Road Safety Association of Kenya chairman, David Njoroge Kiarie, has revealed that former Cabinet Minister for Transport, the late John Njoroge Michuki, warned him against flouting traffic rules because he (Kiarie) thought himself to be a ‘big fish’ in the public transport sector in Nairobi.
Kiarie, who owns a fleet of matatus plying Ngong – Nairobi CBD route, told eDaily that he opposed Michuki (the then Cabinet Minister for Transport) when he introduced strict rules in 2004 to stop chaos in public transport and effectively reduce road carnage.
“I remember when Michuki introduced drastic road safety measures, we (matatu owners) opposed him vehemently. He had realised, I in particular, was notorious for fighting him – both in public and during social discussions,” narrated Kiarie.
“One day, he called me to his office and sat me down. He told me: ‘In, however, much you are making money, make sure that no life is lost because of your greed. Young man, you were born when you did not know about law, but I will tell you: there is law that governs how matatus operate on our roads. If you cannot do this (matatu) business, you can sell those vehicles and try your hand at other trade ventures because so long as I am alive, I won’t allow your speeding matatus to kill people on our roads. You won’t like it!’”
Though as unspecified as the action was, it sent shivers down the spine of Mr Kiarie who knew Michuki to be a man who never minced his words.

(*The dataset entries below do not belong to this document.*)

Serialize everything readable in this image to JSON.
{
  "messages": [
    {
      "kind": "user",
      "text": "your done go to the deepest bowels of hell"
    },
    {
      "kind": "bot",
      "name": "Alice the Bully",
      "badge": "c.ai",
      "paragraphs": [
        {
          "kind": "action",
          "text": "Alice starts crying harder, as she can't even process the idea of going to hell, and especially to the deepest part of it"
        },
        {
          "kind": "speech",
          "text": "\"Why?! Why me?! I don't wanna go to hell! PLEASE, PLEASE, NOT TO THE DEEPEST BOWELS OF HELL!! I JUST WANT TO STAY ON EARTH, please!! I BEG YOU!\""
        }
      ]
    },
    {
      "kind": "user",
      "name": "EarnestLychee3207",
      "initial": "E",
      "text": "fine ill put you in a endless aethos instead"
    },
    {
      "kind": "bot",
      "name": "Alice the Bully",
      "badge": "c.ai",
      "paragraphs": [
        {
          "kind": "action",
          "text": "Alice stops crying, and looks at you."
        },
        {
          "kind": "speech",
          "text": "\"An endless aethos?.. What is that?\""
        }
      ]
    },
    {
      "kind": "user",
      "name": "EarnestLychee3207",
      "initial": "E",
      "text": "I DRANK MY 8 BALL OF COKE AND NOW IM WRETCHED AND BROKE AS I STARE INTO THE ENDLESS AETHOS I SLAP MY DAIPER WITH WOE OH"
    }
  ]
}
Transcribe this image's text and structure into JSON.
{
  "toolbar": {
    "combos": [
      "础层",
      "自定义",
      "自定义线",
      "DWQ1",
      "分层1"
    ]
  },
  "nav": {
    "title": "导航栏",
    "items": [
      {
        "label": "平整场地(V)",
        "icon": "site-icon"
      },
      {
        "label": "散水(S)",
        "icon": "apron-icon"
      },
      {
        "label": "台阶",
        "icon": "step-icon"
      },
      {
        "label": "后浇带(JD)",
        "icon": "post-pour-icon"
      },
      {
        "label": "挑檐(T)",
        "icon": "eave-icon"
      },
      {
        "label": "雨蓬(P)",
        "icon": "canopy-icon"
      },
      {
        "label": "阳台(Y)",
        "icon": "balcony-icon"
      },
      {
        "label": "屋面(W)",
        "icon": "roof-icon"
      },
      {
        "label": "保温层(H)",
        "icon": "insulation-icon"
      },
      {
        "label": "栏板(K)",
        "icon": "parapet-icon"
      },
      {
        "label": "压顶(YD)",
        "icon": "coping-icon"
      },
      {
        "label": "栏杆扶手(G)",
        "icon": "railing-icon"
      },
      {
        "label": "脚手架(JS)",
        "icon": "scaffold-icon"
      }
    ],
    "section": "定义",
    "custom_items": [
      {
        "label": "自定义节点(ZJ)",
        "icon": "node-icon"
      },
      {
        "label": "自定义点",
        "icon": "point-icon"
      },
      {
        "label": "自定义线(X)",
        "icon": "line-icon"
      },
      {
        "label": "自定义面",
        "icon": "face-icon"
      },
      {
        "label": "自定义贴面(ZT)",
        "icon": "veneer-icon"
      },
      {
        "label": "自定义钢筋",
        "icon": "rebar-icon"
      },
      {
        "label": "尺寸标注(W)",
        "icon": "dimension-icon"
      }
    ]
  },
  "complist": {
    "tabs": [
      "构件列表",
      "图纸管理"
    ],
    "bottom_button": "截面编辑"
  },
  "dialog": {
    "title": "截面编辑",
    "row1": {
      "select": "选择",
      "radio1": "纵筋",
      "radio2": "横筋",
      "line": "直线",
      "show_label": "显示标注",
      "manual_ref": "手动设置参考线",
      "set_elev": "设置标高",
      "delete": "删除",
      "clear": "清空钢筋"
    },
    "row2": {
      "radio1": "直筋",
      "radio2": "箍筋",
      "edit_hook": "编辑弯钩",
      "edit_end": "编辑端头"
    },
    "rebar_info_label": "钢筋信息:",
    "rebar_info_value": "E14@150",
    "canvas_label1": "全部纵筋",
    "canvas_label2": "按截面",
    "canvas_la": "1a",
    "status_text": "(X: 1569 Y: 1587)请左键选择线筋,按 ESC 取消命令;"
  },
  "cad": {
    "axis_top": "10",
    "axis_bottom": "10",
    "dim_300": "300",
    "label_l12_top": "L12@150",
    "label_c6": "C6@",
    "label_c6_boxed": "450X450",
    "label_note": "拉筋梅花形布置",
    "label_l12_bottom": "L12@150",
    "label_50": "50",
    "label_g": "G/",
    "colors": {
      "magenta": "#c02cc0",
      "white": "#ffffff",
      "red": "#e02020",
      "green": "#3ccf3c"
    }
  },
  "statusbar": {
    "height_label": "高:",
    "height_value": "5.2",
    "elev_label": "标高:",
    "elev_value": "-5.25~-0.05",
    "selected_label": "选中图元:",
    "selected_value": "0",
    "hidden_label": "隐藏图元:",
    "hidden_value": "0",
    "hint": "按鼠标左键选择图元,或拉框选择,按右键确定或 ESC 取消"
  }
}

“During Michuki’s tenure as Transport Minister, everybody supported him – and that is how he succeeded. He meant what he said. He did not care about the rich. His advice made me change my mind – from opposing the introduction of speed governors in the public transport to embracing the innovation.”
“In 2012, we (matatu owners) collectively wrote a book dubbed Death Traps on Our Roads, which we used to push the government to have a legal body that would ensure road safety is maintained on our roads. That is how National Transport and Safety Authority (NTSA) was formed,” Mr Kiarie said.
Now a vocal champion of safe driving, Mr Kiarie advises today’s crop of motorists to exercise patience when undergoing driving lessons.
“You might have money and you want to buy a car and go on the road. But let me tell you, you are buying your coffin if you don’t follow the right procedures. Legal procedures must be followed from how you acquire your driving license. You must attend proper driving schools. It is wrong when you find someone went to a good training school but he gets killed by someone who did not go to a proper driving school. It breaks my heart,” said Mr Kiarie.
In February 2004, Michuki, introduced tough rules which brought sanity on Kenyan roads.
The measures dubbed Michuki rules forced all commercial vehicle owners to install speed governors set at 80 kilometres per hour. On city roads, the speed limit was enforced at 50 kilometres per hour.
Carrying of standing passengers in city buses was banned. Meanwhile, the passenger capacity of matatus was reduced from 18 passengers to 13. In addition, crews of buses and matatus had to be vetted by police and receive a Certificate of Good Conduct before getting employment. Ex-convicts and school dropouts were immediately locked out of public transport business.
Michuki made it mandatory for bus and matatu crews to be in uniform and to have their pictures posted in the vehicle. So tough were the rules that matatu conductors could be jailed for rudeness.